Have you ever been driving down the road minding your own business, when an oncoming car flashes their headlights at you? When that happens to me, my first instinct is often, “Terrific, I left my purse on the roof again.” But then happily I see it on the seat next to me, and that’s right around the time I pass the police officer pointing a speed-checking radar gun at me.
Are you one of those drivers who warns people about these “speed traps”? If so, why? What’s in it for you? Why should you care if I get a ticket? If you saw me buying an expired gallon of milk at the grocery store, would you shine a flashlight in my face to warn me not to do it? Okay, you probably wouldn’t do that, but would you say something? I’m guessing most people (including me) wouldn’t. I think most of us prefer to be helpful from a distance.
I Do Have a Point
Although I could go on about the psychology of anonymous help for a long time, here’s my real point: I depend on help from strangers every time I travel. More and more, I find myself relying on customer reviews when I make travel plans, either for business or personal trips. Don’t you? Like when you’re booking a hotel, you read customer reviews, right? If so, you’re not alone… Continue reading »
I thought I’d kick off today’s post with a staggering statistic from EyeforTravel’s recently published report, “The Travel Consumer Report 2012-13.” Are you ready? I only ask because – like I said – it’s staggering.
Just 27% of consumers surveyed believe travel websites are easy to use.
It can be risky to take statistics out of context, but I think we can be pretty sure that the other 73% of respondents did not say travel websites are “super easy” to use. Perhaps this is why more than half of the intermediaries and travel suppliers EyeforTravel surveyed are making website design a top priority this year, and are increasing their web design budgets. Continue reading »
Will you be at the PhoCusWright Conference in Phoenix next week? Lionbridge will be there so please stop by and say hi. And because we know you’ll be very busy, we’re encouraging you to visit by offering a drawing for a $250 gift card! And don’t forget, we’re fun people to talk to. Continue reading »
I don’t spend a lot of time on this blog talking about Lionbridge services. That’s not the point of the blog, and I’m pretty sure you already know where to go to learn more about what we do. However, once in a while there’s something you should hear, even if you don’t think you want to. Like if I tell you about the parsley in your front tooth – it’s annoying at first, but then you’re glad you know, right?
So hang in there for just a moment while I tell you that Lionbridge can quickly and inexpensively translate all of your User-Generated Content (UGC) into any languages you want. Continue reading »

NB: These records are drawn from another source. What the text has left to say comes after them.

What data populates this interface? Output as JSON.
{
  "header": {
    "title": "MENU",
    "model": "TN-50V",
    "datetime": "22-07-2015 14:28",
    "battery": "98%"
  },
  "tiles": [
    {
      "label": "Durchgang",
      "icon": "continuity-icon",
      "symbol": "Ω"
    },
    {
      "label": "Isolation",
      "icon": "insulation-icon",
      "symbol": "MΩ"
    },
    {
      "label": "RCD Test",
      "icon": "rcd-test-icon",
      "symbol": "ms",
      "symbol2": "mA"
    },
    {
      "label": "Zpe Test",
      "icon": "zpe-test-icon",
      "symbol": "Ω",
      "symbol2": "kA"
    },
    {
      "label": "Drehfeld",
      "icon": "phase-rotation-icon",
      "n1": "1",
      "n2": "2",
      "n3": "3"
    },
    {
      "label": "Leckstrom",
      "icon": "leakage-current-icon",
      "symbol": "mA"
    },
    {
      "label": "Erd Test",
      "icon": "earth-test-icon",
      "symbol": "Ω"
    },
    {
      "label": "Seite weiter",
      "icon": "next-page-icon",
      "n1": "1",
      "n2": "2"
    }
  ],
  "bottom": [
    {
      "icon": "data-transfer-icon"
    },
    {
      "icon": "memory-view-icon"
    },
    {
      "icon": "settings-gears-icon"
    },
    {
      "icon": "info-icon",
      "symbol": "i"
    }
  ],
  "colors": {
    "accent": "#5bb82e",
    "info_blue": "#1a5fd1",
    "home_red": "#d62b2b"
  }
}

This Travel & Hospitality blog just passed its one-year anniversary (cheers!), so I thought I’d publish sort of a “Greatest Hits, Year One.”
Our focus for this blog is primarily on strategies that support the intersection of language, technology and marketing for a global travel business. Based on our site traffic data, three of the hottest topics during year one have been global social media, mobile strategies and global SEO. What do you think? Have those been on your mind, too?
Following is a quick run-down of the most popular posts in those areas. Continue reading »
One of the smartest business strategies a lot of companies are pursuing now is a focus on customer experience and personalization. (In fact, here’s a 3-minute video that highlights the key points in one of the EyeforTravel sessions about this a few weeks ago in Vegas.)
For example, many hotel front desk employees know the names of registered guests when they first arrive in the hotel lobby. And I’ll admit, I love hearing, “Hello, Ms. Bostick – welcome back!” It’s not exactly the Cheers-era “where everybody knows your name…” greeting (and aren’t you glad? that could get creepy), but it’s certainly a gesture, a way for the hotel to show they care enough to pay attention. I also see accommodation options for my dogs when I book the hotel in the first place since I’ve been known to travel with a Westie or two, and more often than not, there’s some kind of post-travel follow up with a personal touch. From start to finish, travel and hospitality businesses are connecting with customers on a personal level. Continue reading »
Real quick today, I just want to tell you about an article that sums up one of the keynotes at the EyeforTravel event in Vegas two weeks ago. Since I was there and wanted to share the experience with as many of you as possible, this seems like a great way to share some of what I heard.
Do you struggle with running a successful search campaign (I’m talking about SEO here) in each of your global markets? If so, you’re not alone. And in most cases, I’m willing to bet the reason isn’t because you haven’t done the work on the site itself – you know, adding page-specific meta tags, choosing the right URLs, and implementing on-page optimization techniques. And I’m also willing to bet it’s not because you’re ignoring website KPIs like conversion rates. I’m betting it’s more likely because you have an incomplete global keyword strategy – one that doesn’t include a translation component reflective of your global markets.
Believe me, this is the most common dilemma we run across with companies who are working really hard on their global SEO campaigns, but have been frustrated with the results. It all comes down to defining the right keyword list. And, as with most strategic things, the key is to approach it in a very methodical, organized way so you don’t forget the more obvious things like product names and categories. Continue reading »